Despite the stumbles, the WNMC found its place in the 1970s, when a team of dedicated students – many of whom, according to Hines, “became artists and creators” in their own right – put the station back on track. way. They were greatly helped along the way by local radio titan Les Biederman – founder of WTCM – who donated equipment and was “definitely a great supporter of the station”.
Yet even as the WNMC grew and stabilized, it had one major drawback – low power. The station could reach students living on campus – and broadcast at maximum power, could even achieve minimal “spillover” into surrounding neighborhoods – but venture beyond the few blocks that made up NMC and it was as if the station did not exist. Fortunately for the WNMC and its early cast, the resort’s spillover – though minimal – was enough to spark an organic wave of word-of-mouth.
“People in the community started to hear and care about the station,” Hines says. “People started signing up for classes just so they could participate. In the late 1970s, those involved with the station began to realize that it was something that really should be public media, rather than just a student activity.
The buzz sparked discussions within NMC’s administration and board of directors about “applying for a true radio license” and broadcasting the WNMC to a wider audience. And in 1979, WNMC debuted on FM radio at 90.9. Even with an initial boost, the station remained underpowered – “barely 10 watts,” according to the WNMC website – but it was enough to “have covered Traverse City fairly well.” [at that point]”, says Hines The teleprinter.
WNMC would increase its power twice more. The first took place in 1981, when Hines said a decision by the Reagan administration left low-power plants with no choice but to level up. “The administration has decided to no longer protect low power stations,” he explains. “So you had to hit 100 watts or they wouldn’t protect your channel space; anyone could just come in and take it. An increase in power to 150 watts solidified the local reach of the WNMC, with a radius that covered “Traverse City and a six mile radius of the surrounding territory.”
The next boost would come 16 years later, when WNMC quadrupled its power to 600 watts and switched to its current frequency of 90.7 FM. Since 1997, the station can broadcast in Grand Traverse, Wexford, Antrim, Leelanau, Benzie and Charlevoix counties.
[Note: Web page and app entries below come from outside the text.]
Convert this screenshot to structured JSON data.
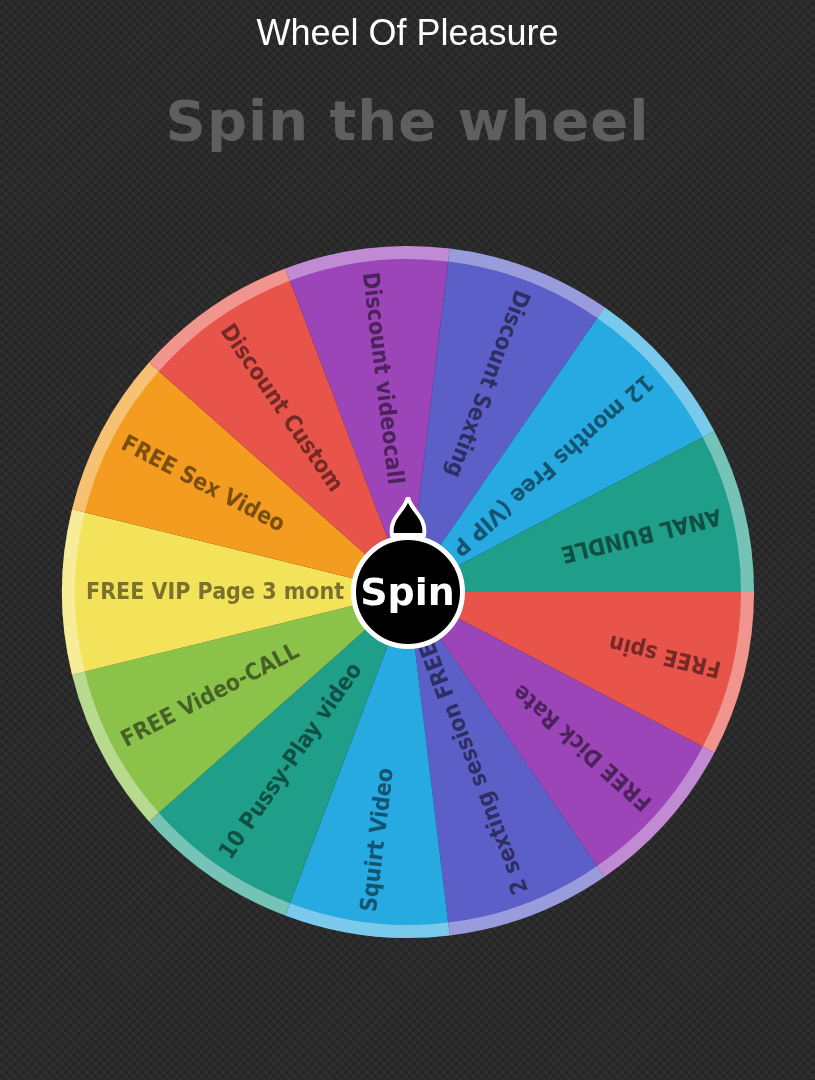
{
  "header": {
    "title": "Wheel Of Pleasure"
  },
  "heading": "Spin the wheel",
  "wheel": {
    "button": "Spin",
    "slices": [
      {
        "label": "FREE spin",
        "color": "#e8534a"
      },
      {
        "label": "FREE Dick Rate",
        "color": "#9b45b8"
      },
      {
        "label": "2 sexting session FREE",
        "color": "#5b5fc7"
      },
      {
        "label": "Squirt Video",
        "color": "#27a9e1"
      },
      {
        "label": "10 Pussy-Play video",
        "color": "#1f9e89"
      },
      {
        "label": "FREE Video-CALL",
        "color": "#8bc34a"
      },
      {
        "label": "FREE VIP Page 3 mont",
        "color": "#f3e35a"
      },
      {
        "label": "FREE Sex Video",
        "color": "#f39c1f"
      },
      {
        "label": "Discount Custom",
        "color": "#e8534a"
      },
      {
        "label": "Discount videocall",
        "color": "#9b45b8"
      },
      {
        "label": "Discount Sexting",
        "color": "#5b5fc7"
      },
      {
        "label": "12 months Free (VIP P",
        "color": "#27a9e1"
      },
      {
        "label": "ANAL BUNDLE",
        "color": "#1f9e89"
      }
    ]
  }
}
There have also been other developments along the way. In the 1980s, for example, Hines says the WNMC began its transition from a completely college-run station to a college / community hybrid. Eventually, the NMC administration dropped the requirement that residents had to enroll in college courses if they wanted to volunteer at the station. Today, WNMC operates with a team of around 80 volunteers, and although Hines says students still make up a significant portion of that contingent (15% to one-third, depending on the year), the majority are members of the community.
Programming has also changed. While WNMC started out with rock ‘n’ roll, Hines says it didn’t take long for almost every other radio station in Traverse City to embrace this format. This prompted WNMC to expand into some of the alternative programming niches it offers today, from jazz and blues to the hours that revolve around alternative country. Variety – and the potential for musical discovery – are factors that Hines says have helped WNMC retain an following, even in the age of Spotify and music streaming.
“It’s a bit mind-boggling [how much different music we play]”Says Hines.” We have a playlist program that I can pull reports from, and just last week we played [music from] 400 albums made in the last two years, 400 albums of new music… Since 2000, when I arrived here, commercial radio has become more and more narrow [in what they play]. Part of it is just programming theory: everyone thinks every radio station should only ever do one thing. But we are the radio station that completely ignores this advice.